| EXERCISE DESCRIPTION |
A single number is required: how many lines below include the string "icon".
(INFORMATION SHOWN begins)
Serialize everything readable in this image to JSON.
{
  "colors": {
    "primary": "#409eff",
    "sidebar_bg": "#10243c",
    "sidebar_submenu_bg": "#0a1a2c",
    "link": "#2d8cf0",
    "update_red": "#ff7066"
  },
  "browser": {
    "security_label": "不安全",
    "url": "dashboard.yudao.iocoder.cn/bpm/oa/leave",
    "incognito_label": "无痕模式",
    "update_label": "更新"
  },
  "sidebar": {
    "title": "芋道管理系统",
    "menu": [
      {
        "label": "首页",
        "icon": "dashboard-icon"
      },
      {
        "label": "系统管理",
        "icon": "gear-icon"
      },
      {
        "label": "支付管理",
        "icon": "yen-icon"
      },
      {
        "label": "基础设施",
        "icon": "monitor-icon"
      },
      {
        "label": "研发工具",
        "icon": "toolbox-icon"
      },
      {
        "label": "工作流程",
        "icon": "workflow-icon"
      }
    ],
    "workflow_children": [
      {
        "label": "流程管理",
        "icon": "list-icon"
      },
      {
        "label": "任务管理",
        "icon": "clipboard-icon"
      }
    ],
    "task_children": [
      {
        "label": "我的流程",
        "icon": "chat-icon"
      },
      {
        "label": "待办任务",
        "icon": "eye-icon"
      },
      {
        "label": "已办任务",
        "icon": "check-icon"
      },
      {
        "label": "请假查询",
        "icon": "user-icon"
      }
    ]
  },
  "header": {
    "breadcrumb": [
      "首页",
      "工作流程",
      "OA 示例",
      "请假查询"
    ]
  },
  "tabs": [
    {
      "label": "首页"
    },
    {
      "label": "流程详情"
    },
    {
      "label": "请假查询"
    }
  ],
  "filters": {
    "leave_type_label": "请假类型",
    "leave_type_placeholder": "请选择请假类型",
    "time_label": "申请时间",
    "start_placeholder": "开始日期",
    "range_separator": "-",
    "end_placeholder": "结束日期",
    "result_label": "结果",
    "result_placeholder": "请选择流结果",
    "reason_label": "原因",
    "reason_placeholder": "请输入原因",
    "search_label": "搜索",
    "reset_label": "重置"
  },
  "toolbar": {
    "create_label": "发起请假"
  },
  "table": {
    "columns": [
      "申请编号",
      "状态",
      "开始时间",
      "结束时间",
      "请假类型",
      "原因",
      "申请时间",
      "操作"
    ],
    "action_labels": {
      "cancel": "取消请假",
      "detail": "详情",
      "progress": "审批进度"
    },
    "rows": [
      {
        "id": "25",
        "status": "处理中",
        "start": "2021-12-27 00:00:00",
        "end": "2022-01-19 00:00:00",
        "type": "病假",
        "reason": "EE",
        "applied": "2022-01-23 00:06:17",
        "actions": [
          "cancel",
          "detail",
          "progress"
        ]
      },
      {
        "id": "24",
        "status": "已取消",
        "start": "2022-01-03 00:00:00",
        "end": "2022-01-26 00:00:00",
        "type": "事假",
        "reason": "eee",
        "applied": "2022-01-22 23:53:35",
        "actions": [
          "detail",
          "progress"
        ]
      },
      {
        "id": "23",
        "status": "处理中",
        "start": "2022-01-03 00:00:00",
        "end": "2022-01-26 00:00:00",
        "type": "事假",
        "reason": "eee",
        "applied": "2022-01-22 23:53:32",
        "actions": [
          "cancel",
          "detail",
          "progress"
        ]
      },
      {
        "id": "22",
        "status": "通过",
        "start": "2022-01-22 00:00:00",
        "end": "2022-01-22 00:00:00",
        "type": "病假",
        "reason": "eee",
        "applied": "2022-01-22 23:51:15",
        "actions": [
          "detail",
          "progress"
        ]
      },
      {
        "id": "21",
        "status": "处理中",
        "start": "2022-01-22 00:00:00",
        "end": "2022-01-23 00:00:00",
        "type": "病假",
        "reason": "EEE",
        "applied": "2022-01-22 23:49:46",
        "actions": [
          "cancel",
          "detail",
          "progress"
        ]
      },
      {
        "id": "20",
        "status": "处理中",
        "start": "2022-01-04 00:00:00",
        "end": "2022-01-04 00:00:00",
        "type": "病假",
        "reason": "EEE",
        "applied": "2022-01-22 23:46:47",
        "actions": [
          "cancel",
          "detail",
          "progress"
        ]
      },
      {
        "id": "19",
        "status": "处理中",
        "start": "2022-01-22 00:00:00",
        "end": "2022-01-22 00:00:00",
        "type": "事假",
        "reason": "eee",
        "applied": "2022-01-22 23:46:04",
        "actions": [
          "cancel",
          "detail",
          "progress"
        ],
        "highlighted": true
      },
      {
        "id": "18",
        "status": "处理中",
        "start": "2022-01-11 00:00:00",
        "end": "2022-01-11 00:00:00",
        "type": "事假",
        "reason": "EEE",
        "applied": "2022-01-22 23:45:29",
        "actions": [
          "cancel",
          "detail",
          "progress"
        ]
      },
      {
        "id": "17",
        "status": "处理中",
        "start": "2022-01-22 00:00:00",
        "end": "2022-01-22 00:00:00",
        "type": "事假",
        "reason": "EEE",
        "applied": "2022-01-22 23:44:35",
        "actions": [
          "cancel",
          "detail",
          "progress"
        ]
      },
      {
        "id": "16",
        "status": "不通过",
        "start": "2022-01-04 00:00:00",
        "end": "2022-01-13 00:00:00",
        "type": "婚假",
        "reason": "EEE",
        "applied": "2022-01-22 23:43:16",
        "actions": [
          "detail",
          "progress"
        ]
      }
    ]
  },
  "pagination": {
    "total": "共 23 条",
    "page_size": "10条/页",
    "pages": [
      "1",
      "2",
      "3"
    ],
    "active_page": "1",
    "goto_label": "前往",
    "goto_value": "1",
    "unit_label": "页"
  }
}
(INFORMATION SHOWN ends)
| YOUR SOLUTION |
12